This is pretty clear, right? The protagonist of the song is single. They haven't met the right person yet. But instead of mooching about in their room bemoaning their single status, they're out celebrating it. They're smart and realize that the only way to change that is to keep an open mind. That, if you think about your smug coupled pals, at some point their soulmate was a stranger to them, too. So one way forward is to lock lips with a few people you don't know. You know, only if you want to, obviously.

Verse 2

I guess this is a reference to the internet age and how in our era of super fast news, a lot of gossip spreads fast.
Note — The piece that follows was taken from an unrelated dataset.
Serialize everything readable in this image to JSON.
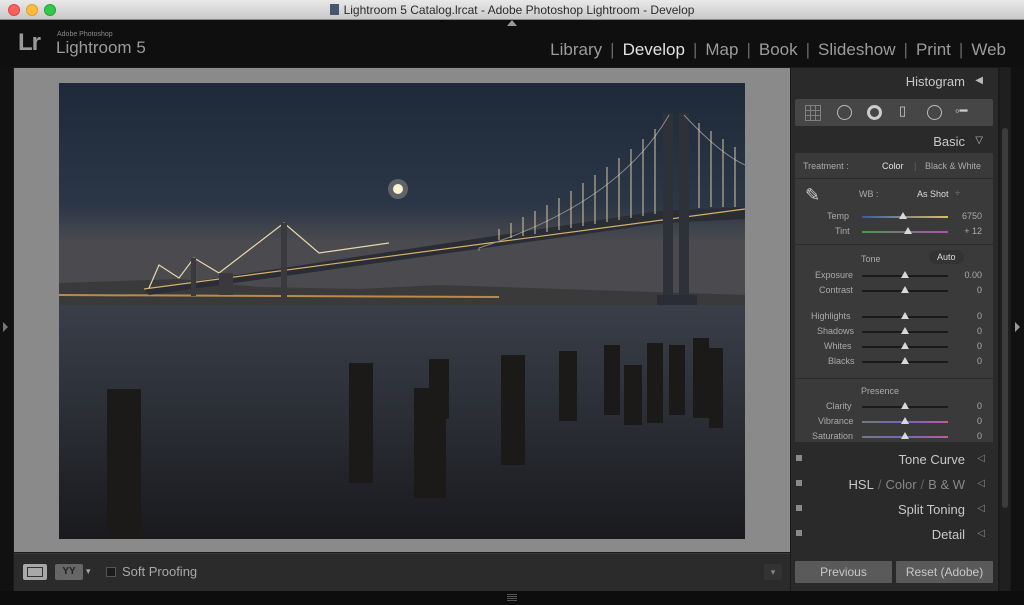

Hey, and I'm not even talking about fake news, I'm talking about ambiguous flirty pics on Instagram making you think your co-worker is practically engaged, or that weird overshare Facebook post that made you think that friend of a friend is finally splitting up from their girlfriend.

This is cool, though, because it also neatly aligns with the way a "search" for the right person can become an internet search (I guess via Tinder or the like), leading to someone getting pretty stressed because they're not willing to simply wait around for their future boy/girlfriend anymore.

Verse 3

This is Minaj's only big outing on the record, so you've got to give her a moment to get some stuff off her chest. She starts on-topic: She's smooching someone she's not besotted by, but that's OK, because it's fun, he's hot ("He got that bomb... I'ma call him dynamite").

But then, there's time to quickly destroy the competition. As pointed out by Genius commenter angelc98, Minaj has previously referred to her rivals as "sons" before, and according to this verse, they're barely any competition at all. They're holograms to her Jem (a reference to the '80s TV show, Jem And The Holograms), they're sinking ships while she's cruising.

Finally, she's back to the present. Some guy is trying to chat her up, but wouldn't you if you were that guy in a bar with the woman behind "Make Love"?

In short, Minaj and Jonas are encouraging you, yes you, to get out there tonight (if you're single, obviously) and take advantage of it. So make sure you pay homage to this super catchy pop hit in the most appropriate way possible. It'd be a crying shame not to.